Since 1886, various organizations (currently English Heritage) have placed circular, blue plaques around London to commemorate where important events have taken place or where prominent people have lived. The Dirty Square Gallery in London has decided to spoof the English’s quest to honor themselves by placing meaningless blue plaques around London.
Here’s the latest from Washington, DC artist Mark Jenkins (who’s a favorite here at Urban Prankster). Jenkins’s specialty is creating human sculptures out of packing tape and leaving them in unusual places. This piece was installed in London.
I’m really digging this public art project by Anthony Gormley. He explains it best in the video above. Here’s some more info:
This summer, sculptor Antony Gormley invites you to help create an astonishing living monument. He is asking the people of the UK to occupy the empty Fourth Plinth in Trafalgar Square in London, a space normally reserved for statues of Kings and Generals. They will become an image of themselves, and a representation of the whole of humanity.
Every hour, 24 hours a day, for 100 days without a break, a different person will make the Plinth their own. If you’re selected, you can use your time on the plinth as you like. One & Other is open to anyone and everyone from any corner of the UK. As long as you’re 16 or over and are living or staying in the UK, you can apply to be part of this unforgettable artistic experiment.
You can play your part in making this idea a reality – either by volunteering yourself, by telling others about it, or by experiencing it online or in the square itself.
What’s even cooler is that you can watch what’s happening live via webcam. It’s streaming 24 hours. Right now it’s raining in London and they are switching between two participants using a crain. Watch the live stream.
Hide and Seek is a festival of social games and playful experiences, running in London from the 27th to the 29th of June 2008. It will encompass everything from fine artists making location-based work to huge flashmob games within the public spaces of the Southbank Centre.
Anything else going on this weekend or next? Let us know in the comments.

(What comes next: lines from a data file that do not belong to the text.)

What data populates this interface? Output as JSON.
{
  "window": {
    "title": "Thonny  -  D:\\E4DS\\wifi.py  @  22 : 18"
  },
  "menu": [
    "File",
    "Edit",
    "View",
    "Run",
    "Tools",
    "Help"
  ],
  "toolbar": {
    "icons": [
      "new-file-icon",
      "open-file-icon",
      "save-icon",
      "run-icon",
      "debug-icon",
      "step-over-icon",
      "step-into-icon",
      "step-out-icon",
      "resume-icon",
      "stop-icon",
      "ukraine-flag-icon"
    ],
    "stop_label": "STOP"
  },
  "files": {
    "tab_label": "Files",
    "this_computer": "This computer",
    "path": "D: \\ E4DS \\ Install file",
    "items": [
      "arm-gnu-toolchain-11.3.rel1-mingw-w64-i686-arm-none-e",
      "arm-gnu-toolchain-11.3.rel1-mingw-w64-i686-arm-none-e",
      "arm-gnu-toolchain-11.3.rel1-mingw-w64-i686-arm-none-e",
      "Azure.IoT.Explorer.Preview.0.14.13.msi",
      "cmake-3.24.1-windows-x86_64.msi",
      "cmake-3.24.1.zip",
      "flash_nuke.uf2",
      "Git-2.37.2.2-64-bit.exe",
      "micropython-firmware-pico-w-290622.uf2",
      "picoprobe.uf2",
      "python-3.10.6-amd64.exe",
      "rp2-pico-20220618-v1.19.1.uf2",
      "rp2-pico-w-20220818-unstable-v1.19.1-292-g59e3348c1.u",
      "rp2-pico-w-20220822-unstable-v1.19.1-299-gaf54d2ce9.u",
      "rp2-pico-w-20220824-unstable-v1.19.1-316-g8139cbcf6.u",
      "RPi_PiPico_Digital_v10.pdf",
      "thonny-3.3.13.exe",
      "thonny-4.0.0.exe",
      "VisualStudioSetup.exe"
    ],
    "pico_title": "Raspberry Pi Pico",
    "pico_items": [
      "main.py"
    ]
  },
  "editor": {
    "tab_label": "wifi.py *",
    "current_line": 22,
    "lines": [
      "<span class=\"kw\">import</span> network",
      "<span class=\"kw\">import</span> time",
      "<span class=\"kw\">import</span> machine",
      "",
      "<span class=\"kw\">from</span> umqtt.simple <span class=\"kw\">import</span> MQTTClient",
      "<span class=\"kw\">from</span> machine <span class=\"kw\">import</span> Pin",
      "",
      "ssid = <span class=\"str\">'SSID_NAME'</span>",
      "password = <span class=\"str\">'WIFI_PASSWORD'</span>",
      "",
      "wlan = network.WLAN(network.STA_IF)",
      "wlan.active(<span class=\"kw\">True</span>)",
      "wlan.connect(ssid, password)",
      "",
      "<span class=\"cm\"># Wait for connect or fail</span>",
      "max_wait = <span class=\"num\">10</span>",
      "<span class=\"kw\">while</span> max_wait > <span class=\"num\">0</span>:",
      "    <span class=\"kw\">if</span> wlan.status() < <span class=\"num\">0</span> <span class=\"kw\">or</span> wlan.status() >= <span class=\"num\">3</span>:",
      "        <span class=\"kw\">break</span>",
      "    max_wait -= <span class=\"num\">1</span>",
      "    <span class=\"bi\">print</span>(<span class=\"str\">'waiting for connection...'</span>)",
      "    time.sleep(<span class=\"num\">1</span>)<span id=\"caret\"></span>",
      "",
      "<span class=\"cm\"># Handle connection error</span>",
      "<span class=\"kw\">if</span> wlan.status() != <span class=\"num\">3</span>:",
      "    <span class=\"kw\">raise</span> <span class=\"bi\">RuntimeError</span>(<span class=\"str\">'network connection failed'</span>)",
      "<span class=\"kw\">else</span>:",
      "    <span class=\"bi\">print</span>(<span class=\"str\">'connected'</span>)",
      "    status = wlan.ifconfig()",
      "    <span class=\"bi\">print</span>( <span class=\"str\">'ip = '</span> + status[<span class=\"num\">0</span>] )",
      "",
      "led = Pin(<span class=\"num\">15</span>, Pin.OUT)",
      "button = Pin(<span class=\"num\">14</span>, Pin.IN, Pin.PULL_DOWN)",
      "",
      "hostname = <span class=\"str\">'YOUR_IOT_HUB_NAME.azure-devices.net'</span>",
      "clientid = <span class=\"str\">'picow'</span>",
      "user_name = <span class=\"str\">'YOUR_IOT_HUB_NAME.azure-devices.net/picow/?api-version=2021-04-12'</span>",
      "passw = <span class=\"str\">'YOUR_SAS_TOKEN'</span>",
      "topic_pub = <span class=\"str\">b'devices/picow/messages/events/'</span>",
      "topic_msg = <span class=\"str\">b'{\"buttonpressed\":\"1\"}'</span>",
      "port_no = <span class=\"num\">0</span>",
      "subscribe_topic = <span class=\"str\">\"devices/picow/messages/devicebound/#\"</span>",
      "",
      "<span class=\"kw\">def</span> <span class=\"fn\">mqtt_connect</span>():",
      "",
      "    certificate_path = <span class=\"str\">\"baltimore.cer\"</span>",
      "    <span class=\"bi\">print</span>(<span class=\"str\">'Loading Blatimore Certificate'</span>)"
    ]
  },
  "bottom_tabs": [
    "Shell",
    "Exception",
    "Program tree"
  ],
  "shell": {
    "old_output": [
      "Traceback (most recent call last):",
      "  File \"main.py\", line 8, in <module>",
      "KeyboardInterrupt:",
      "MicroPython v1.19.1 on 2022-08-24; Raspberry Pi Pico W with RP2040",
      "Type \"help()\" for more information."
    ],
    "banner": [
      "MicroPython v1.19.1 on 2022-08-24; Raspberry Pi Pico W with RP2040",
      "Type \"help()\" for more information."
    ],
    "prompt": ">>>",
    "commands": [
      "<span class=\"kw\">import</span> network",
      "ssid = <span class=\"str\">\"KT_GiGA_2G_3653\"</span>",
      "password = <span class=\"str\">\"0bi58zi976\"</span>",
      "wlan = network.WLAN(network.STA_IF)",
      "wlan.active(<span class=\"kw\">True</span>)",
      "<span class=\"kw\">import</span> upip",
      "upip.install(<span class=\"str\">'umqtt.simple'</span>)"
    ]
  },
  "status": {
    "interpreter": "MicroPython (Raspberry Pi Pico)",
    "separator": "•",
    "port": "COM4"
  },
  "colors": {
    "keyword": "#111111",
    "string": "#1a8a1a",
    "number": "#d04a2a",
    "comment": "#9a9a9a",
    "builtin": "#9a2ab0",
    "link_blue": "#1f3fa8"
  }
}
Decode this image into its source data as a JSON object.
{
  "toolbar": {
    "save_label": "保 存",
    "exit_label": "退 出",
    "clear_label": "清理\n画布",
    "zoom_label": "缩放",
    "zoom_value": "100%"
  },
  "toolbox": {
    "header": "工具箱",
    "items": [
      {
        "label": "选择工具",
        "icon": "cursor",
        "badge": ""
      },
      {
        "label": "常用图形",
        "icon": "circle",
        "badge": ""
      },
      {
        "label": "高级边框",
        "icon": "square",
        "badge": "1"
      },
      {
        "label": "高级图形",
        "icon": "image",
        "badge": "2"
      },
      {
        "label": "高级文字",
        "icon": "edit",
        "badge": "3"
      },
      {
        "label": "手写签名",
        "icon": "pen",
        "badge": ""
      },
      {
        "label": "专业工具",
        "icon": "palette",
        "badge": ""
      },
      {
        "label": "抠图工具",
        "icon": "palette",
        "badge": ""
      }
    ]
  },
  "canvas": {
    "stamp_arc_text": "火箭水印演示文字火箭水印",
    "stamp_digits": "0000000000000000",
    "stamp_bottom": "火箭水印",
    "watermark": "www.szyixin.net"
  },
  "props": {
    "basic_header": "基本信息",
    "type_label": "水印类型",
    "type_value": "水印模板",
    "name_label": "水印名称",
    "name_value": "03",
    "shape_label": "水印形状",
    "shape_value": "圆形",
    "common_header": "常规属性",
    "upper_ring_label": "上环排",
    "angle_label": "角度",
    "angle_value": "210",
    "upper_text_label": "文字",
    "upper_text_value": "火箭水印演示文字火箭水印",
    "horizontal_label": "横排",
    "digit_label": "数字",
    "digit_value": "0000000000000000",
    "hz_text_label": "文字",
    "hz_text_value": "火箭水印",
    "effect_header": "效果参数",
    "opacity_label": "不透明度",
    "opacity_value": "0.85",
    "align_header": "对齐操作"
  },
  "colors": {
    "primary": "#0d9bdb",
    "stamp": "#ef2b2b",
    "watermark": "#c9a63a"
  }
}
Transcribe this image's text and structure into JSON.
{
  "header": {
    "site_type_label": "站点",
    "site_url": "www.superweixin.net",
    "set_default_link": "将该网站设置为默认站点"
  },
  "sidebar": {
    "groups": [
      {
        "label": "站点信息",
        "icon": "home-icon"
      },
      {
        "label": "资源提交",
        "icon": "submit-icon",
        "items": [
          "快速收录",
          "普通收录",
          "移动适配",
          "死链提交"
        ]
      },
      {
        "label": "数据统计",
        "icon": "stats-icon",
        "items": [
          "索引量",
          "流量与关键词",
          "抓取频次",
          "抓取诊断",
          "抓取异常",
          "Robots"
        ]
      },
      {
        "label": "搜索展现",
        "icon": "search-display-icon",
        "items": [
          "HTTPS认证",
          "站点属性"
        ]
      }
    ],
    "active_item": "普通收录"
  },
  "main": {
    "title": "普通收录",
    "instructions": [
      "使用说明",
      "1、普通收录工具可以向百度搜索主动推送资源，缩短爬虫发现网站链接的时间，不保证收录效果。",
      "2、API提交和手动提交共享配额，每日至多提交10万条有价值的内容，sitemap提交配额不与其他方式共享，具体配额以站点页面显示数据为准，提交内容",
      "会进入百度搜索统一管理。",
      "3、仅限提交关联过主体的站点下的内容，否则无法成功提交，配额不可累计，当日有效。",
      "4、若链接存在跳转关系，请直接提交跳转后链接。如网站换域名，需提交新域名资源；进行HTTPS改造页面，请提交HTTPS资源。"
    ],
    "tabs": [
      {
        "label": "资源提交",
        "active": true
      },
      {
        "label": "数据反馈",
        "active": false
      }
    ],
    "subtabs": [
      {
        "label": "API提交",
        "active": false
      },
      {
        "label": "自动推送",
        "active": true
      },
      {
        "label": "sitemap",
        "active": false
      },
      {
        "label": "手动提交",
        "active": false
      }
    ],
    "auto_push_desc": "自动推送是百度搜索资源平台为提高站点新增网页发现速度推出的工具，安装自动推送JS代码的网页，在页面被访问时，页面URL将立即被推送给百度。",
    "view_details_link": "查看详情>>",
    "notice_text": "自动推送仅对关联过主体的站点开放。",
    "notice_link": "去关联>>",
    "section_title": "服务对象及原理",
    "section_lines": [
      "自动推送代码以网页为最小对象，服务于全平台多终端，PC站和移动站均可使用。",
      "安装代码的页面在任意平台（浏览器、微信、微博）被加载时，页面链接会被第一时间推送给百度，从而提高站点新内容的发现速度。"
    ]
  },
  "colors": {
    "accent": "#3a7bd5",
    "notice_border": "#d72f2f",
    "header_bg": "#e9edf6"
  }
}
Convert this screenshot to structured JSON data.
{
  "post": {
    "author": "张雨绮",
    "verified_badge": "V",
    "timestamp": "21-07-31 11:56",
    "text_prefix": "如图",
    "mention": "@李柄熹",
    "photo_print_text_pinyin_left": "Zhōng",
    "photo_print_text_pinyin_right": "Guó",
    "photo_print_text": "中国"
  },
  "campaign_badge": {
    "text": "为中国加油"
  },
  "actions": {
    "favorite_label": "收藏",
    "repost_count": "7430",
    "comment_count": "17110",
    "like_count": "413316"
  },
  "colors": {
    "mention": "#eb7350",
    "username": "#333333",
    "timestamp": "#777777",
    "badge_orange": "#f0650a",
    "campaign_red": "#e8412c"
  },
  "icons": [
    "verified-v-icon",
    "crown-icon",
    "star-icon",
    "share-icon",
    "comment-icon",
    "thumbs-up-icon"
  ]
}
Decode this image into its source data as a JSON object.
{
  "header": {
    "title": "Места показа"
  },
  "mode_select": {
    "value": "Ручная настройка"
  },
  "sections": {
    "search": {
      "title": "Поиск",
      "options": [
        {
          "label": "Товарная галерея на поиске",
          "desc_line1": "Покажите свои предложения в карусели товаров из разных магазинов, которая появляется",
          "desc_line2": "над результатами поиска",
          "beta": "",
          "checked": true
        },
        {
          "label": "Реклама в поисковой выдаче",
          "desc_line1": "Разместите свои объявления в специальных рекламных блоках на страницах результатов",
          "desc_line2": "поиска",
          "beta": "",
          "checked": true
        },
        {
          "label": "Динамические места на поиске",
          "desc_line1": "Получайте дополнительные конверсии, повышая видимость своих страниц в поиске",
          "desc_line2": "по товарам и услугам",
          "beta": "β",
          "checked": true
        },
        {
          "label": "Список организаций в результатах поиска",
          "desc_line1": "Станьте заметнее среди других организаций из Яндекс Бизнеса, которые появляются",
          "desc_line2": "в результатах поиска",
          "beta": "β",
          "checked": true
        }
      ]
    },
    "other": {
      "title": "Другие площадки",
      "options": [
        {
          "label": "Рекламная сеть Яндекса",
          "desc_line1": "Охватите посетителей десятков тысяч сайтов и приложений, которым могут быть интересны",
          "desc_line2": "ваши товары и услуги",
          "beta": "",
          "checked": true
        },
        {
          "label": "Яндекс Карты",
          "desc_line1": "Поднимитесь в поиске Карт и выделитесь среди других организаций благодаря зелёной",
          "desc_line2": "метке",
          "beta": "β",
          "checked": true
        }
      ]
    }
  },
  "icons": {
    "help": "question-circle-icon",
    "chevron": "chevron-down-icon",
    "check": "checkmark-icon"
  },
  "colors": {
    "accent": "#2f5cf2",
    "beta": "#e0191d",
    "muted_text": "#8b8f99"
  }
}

Given how easy it is to find the facelesspeople.com website through Google I think it is amazing that there has been so much Faceless People coverage and so little realisation that the Faceless people are part of a clever viral marketing rather than a political statement or art!